An aide to Shi'ite cleric Muqtada al-Sadr has accused Prime Minister al-Maliki of blocking arrest warrants for corruption and for criminal attacks against al-Sadr's followers, the London-based "Al-Hayat" reported on February 24. Salih al-Ubaydi told the daily: "There are arrest warrants against several figures that have infiltrated the security and administration organs in Karbala. [These men] are charged with murder and forgery, but these warrants [against them] have not been enforced." Continuing, he claimed: "When the judiciary issues a warrant to arrest a counterfeiter or an accused official, no one -- neither the Interior Ministry nor the Prime Ministry -- enforces the law." He said al-Sadr's office has complained several times to al-Maliki about the issue. Al-Ubaydi further contended that government security forces are using revenge tactics against Imam Al-Mahdi Army loyalists who are detained and released from Iraqi custody, by handing them over to the U.S. military for rearrest. Moreover, the security forces have evicted more than 1,000 families from the Al-Muthanna, Al-Qadisiyah, and Karbala governorates on the grounds that they are the families of "wanted men," he said. "In the second half of last year, about 3,000 followers [of al-Sadr] were held in government jails," he noted, adding the number does not include those in U.S. detention. Al-Ubaydi also told "Al-Hayat" that the groups splitting away from the Al-Mahdi Army are receiving support from a variety of backers, including Iran, Arab, and regional states, "the occupation," Sunni and Shi'ite parties, and the Iraqi government. He further contended that the U.S. military "established" awakening councils to create a balance of fear between the Sunnis and Shi'a in Iraq. KR

Al-Basrah Governor Muhammad al-Wa'ili told reporters at a February 23 press briefing that the Iranian government is plotting to assassinate him and his brother, Isma'il, Al-Sharqiyah television reported the same day. Al-Wa'ili said that a security guard working for him said he was paid a "large sum" of money by the Iranian Consulate in Al-Basrah in return for information on al-Wa'ili and his brother's whereabouts.
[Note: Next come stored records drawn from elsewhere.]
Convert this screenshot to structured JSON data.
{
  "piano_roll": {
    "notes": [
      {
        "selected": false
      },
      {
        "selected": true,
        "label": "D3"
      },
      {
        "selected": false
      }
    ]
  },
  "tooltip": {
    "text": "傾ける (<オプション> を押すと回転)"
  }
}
In an interview the same day with Al-Arabiyah television, al-Wa'ili said that several Iraqi security organs have confirmed a plot by persons linked to Iranian security services to assassinate the two men. "On February 22, the Iranian Consulate told one of the leading figures in the Al-Fadilah Party in Al-Basrah that there is an assassination attempt against the Al-Basrah governor led by one of the Iranian parties," he said. "The consulate [blamed] Mujahedin-e Khalq," an Iraq-based Iranian opposition group. "I think this group has no interest in assassinating me and it is far away from Al-Basrah," al-Wa'ili said. He claimed the plot to assassinate him was hatched by Iran and would be carried out by the consulate. Al-Wa'ili demanded in both the press conference and the interview that the Iraqi government close the consulate. Iraqi Defense Ministry spokesman Muhammad al-Askari told Al-Arabiyah in a separate interview on the same day that al-Wa'ili should leave the investigation to the Iraqi government, adding that the governor should submit any evidence he has to substantiate his claims. KR